Most of Mercato’s first vendors come from the UTT database. What started as a morning weekend market in BGC in November 2010 eventually shifted its operations from day to night, with the partners finding it more lucrative to take advantage of the growing number of BPOs and multinationals moving their headquarters to the thriving central business district. It has also expanded by opening new markets in such highly frequented areas as Glorietta and Ayala Technohub as well as staging seasonal markets and pop-up and lifestyle events in different parts of the country.
Ledesma shares that his company operates more like a food start-up incubator than a market organizer. In fact, Mercato has been the birthplace of popular restaurants like Manang’s Chicken, Mary Moo, Mama Lou’s, Brasas, and Sunrise Buckets. For the initial capital home-based entrepreneurs need to dish out to become a vendor— it’s P3,000 per night for a minimum of 12 nights—the Mercato Centrale team mentors them in everything from operations and marketing to finance and product development.
“That is if they pass the initial taste test,” Ledesma is quick to point out. “We’re really particular about our vendors. It doesn’t mean that if you have the money and can pay rent, then you get to join. People expect a certain level of food quality and curation from Mercato, so vendors can only join when they qualify in the taste test.” The food also needs to be able to tell a story—a factor the partners are more particular about than anything else. “Whether you’re a Filipino or a foreign vendor, food makes for a great way to share the story of your culture.
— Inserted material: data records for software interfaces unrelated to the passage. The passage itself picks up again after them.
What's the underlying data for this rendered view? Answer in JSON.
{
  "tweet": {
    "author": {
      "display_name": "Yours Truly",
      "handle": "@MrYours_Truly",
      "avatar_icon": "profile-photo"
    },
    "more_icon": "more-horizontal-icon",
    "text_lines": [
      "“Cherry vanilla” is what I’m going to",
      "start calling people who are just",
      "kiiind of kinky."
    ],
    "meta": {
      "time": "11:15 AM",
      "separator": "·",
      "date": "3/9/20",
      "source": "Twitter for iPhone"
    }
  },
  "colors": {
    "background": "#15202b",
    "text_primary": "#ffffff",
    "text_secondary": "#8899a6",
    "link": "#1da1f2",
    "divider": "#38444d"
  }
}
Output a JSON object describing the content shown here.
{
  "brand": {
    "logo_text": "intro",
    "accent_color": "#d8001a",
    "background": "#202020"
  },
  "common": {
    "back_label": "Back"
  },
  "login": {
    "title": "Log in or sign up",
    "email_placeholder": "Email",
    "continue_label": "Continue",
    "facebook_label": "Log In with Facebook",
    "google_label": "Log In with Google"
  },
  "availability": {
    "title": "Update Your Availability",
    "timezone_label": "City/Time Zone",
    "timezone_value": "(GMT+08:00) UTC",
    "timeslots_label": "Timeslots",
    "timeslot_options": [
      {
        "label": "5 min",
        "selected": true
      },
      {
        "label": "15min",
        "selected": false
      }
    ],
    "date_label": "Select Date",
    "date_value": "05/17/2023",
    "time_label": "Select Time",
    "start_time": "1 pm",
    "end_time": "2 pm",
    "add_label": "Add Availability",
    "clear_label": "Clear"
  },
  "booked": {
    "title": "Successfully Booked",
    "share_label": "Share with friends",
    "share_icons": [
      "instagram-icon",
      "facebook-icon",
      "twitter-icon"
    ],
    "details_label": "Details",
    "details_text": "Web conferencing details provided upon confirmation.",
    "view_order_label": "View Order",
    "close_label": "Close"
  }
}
It’s what our diners find most exciting about Mercato— learning the stories behind the food they are eating,” shares Diaz, citing last year’s winner of its annually staged Next Big Food Entrepreneur as an example. “An Indonesian and Filipino couple won. When they got married, the woman’s dad gave her his secret recipe for bakmi goreng, which they now sell in our markets. It’s really heritage, heirloom recipes like these that tend to be a hit among diners,” says Diaz.
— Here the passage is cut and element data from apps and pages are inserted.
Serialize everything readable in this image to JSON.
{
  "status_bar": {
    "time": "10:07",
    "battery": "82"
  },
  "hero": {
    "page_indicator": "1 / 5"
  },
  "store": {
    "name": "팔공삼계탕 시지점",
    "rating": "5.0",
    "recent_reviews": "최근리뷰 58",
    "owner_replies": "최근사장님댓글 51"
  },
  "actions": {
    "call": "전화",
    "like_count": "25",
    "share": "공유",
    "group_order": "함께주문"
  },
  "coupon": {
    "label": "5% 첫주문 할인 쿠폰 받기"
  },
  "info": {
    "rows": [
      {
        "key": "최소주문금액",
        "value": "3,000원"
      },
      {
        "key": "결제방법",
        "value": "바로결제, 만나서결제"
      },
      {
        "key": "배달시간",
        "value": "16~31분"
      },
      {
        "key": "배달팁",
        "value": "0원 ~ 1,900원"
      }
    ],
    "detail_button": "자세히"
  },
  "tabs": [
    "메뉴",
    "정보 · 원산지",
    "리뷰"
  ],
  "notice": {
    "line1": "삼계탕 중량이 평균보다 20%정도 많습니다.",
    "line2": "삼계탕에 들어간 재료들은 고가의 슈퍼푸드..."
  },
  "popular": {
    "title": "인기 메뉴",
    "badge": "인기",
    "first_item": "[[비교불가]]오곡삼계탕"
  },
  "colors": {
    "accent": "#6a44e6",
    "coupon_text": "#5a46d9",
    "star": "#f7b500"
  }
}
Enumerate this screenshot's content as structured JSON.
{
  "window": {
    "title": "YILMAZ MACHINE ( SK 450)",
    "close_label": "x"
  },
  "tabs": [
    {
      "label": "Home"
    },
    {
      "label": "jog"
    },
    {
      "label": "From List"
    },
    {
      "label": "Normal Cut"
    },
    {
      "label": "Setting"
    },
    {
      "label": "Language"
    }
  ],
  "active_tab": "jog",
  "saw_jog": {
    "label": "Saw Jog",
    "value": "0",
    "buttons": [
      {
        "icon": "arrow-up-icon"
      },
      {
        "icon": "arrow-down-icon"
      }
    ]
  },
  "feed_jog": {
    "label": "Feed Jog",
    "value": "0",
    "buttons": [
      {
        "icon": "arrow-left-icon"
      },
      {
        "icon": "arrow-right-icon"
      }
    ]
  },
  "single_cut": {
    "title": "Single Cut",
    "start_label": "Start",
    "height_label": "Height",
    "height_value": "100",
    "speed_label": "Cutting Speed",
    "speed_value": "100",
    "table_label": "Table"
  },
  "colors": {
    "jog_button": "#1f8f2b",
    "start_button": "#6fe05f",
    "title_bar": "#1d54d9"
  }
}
Beyond variety in food and market concepts are the motivations that power these events. Created primarily because of the founders’ “love for food,” Best Food Forward differentiates itself by being a “food market with a cause” with all of its registration proceeds funneled into social projects. “We organize feeding programs with Unang Hakbang Foundation and two other barangays. It’s something we started from year one and continue to do to this day,” shares Cariño.
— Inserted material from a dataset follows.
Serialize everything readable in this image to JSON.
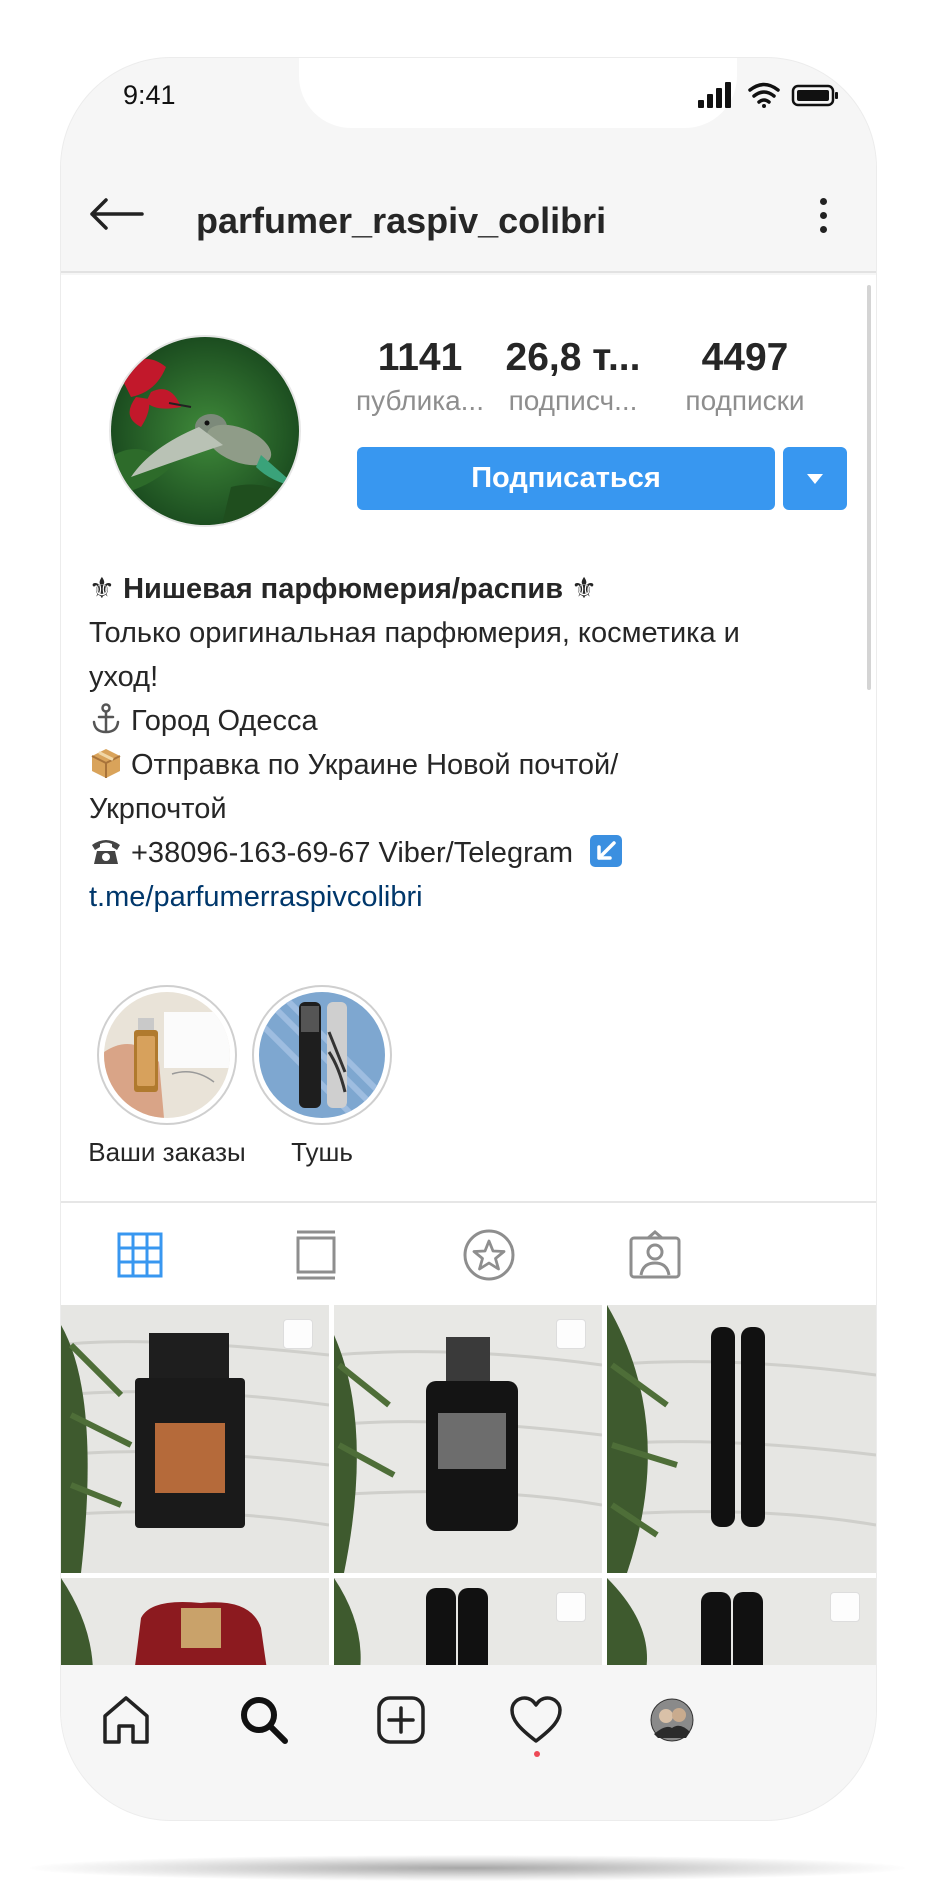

Cres Yulo, co-founder of Pinoy Eats World, organizes food events that gather “like-minded people who love good food and good vibes” where guests get to mingle among themselves as well as with the chefs and the home-based entrepreneurs behind the products. Sometimes the market organizes “mashups on the fly” among purveyors selling similar products for the weekend.
“Sometimes we also invite up-andcoming singers and bands to jam and do live sessions. Like our vendors who are new to the business and have no voice yet, we invite musicians who are not yet in most people’s radars. It’s why our events attract the open-minded ones, the adventurous ones, and those willing to go all the way to where we are, excited to discover new things,” shares Yulo.
Indeed, further boosting the staying power of these food markets is the fact that they’ve become not only food destinations, but a melting pot of people from different walks of life. “Different people buying food from different vendors, and then salo-salo. I think that’s what continues to attract people to these markets—the food is varied, the price points make sense, and the conversations are always fun and lively,” says Ledesma.